[ABOUT THIS EXERCISE] Produce the full set of records below once more, exactly as they stand.

[RECORDS FOR PROCESSING]

- - -

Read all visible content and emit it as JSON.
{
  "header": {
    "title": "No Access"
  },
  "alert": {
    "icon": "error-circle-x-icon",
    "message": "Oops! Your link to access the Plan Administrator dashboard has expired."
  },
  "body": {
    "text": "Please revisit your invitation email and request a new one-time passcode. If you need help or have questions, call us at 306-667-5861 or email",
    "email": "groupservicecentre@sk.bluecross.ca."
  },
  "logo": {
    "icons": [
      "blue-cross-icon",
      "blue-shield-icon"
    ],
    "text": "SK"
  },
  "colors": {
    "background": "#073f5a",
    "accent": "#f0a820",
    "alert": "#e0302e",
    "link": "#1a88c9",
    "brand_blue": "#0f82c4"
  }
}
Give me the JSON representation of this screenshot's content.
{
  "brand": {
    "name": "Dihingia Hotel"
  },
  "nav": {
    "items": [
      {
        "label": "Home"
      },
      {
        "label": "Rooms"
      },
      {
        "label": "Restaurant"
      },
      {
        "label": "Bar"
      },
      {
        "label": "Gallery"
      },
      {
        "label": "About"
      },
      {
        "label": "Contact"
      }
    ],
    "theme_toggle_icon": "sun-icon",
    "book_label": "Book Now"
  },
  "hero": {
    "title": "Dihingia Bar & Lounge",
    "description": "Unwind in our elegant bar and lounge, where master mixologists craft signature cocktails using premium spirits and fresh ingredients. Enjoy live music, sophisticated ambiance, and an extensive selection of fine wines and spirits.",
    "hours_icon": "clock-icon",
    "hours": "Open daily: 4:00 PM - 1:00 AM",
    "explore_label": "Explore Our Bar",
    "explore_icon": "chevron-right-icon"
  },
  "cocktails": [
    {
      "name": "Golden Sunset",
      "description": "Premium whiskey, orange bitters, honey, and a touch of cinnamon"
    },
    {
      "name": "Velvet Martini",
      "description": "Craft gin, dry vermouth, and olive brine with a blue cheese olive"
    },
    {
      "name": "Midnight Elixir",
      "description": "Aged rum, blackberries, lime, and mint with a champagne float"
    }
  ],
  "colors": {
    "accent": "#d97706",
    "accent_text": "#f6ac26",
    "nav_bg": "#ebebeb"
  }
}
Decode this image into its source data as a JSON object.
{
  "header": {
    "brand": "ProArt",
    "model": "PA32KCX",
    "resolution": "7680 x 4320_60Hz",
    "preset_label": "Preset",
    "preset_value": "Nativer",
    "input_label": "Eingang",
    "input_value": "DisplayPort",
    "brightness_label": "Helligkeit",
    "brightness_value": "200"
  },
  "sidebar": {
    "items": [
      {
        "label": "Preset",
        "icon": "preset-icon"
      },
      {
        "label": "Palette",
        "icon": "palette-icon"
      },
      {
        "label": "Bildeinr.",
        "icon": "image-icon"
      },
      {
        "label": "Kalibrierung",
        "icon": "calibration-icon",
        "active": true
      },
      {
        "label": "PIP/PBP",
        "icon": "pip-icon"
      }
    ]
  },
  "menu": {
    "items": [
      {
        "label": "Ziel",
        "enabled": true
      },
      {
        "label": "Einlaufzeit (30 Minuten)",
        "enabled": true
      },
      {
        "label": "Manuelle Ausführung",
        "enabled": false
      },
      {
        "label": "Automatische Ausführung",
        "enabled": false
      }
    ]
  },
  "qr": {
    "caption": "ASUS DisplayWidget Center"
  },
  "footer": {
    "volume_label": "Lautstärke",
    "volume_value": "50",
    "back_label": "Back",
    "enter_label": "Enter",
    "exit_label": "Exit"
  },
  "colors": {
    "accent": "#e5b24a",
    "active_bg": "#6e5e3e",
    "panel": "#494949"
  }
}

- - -

[RESPONSE TO THE TASK]
Read all visible content and emit it as JSON.
{
  "header": {
    "title": "No Access"
  },
  "alert": {
    "icon": "error-circle-x-icon",
    "message": "Oops! Your link to access the Plan Administrator dashboard has expired."
  },
  "body": {
    "text": "Please revisit your invitation email and request a new one-time passcode. If you need help or have questions, call us at 306-667-5861 or email",
    "email": "groupservicecentre@sk.bluecross.ca."
  },
  "logo": {
    "icons": [
      "blue-cross-icon",
      "blue-shield-icon"
    ],
    "text": "SK"
  },
  "colors": {
    "background": "#073f5a",
    "accent": "#f0a820",
    "alert": "#e0302e",
    "link": "#1a88c9",
    "brand_blue": "#0f82c4"
  }
}
Give me the JSON representation of this screenshot's content.
{
  "brand": {
    "name": "Dihingia Hotel"
  },
  "nav": {
    "items": [
      {
        "label": "Home"
      },
      {
        "label": "Rooms"
      },
      {
        "label": "Restaurant"
      },
      {
        "label": "Bar"
      },
      {
        "label": "Gallery"
      },
      {
        "label": "About"
      },
      {
        "label": "Contact"
      }
    ],
    "theme_toggle_icon": "sun-icon",
    "book_label": "Book Now"
  },
  "hero": {
    "title": "Dihingia Bar & Lounge",
    "description": "Unwind in our elegant bar and lounge, where master mixologists craft signature cocktails using premium spirits and fresh ingredients. Enjoy live music, sophisticated ambiance, and an extensive selection of fine wines and spirits.",
    "hours_icon": "clock-icon",
    "hours": "Open daily: 4:00 PM - 1:00 AM",
    "explore_label": "Explore Our Bar",
    "explore_icon": "chevron-right-icon"
  },
  "cocktails": [
    {
      "name": "Golden Sunset",
      "description": "Premium whiskey, orange bitters, honey, and a touch of cinnamon"
    },
    {
      "name": "Velvet Martini",
      "description": "Craft gin, dry vermouth, and olive brine with a blue cheese olive"
    },
    {
      "name": "Midnight Elixir",
      "description": "Aged rum, blackberries, lime, and mint with a champagne float"
    }
  ],
  "colors": {
    "accent": "#d97706",
    "accent_text": "#f6ac26",
    "nav_bg": "#ebebeb"
  }
}
Decode this image into its source data as a JSON object.
{
  "header": {
    "brand": "ProArt",
    "model": "PA32KCX",
    "resolution": "7680 x 4320_60Hz",
    "preset_label": "Preset",
    "preset_value": "Nativer",
    "input_label": "Eingang",
    "input_value": "DisplayPort",
    "brightness_label": "Helligkeit",
    "brightness_value": "200"
  },
  "sidebar": {
    "items": [
      {
        "label": "Preset",
        "icon": "preset-icon"
      },
      {
        "label": "Palette",
        "icon": "palette-icon"
      },
      {
        "label": "Bildeinr.",
        "icon": "image-icon"
      },
      {
        "label": "Kalibrierung",
        "icon": "calibration-icon",
        "active": true
      },
      {
        "label": "PIP/PBP",
        "icon": "pip-icon"
      }
    ]
  },
  "menu": {
    "items": [
      {
        "label": "Ziel",
        "enabled": true
      },
      {
        "label": "Einlaufzeit (30 Minuten)",
        "enabled": true
      },
      {
        "label": "Manuelle Ausführung",
        "enabled": false
      },
      {
        "label": "Automatische Ausführung",
        "enabled": false
      }
    ]
  },
  "qr": {
    "caption": "ASUS DisplayWidget Center"
  },
  "footer": {
    "volume_label": "Lautstärke",
    "volume_value": "50",
    "back_label": "Back",
    "enter_label": "Enter",
    "exit_label": "Exit"
  },
  "colors": {
    "accent": "#e5b24a",
    "active_bg": "#6e5e3e",
    "panel": "#494949"
  }
}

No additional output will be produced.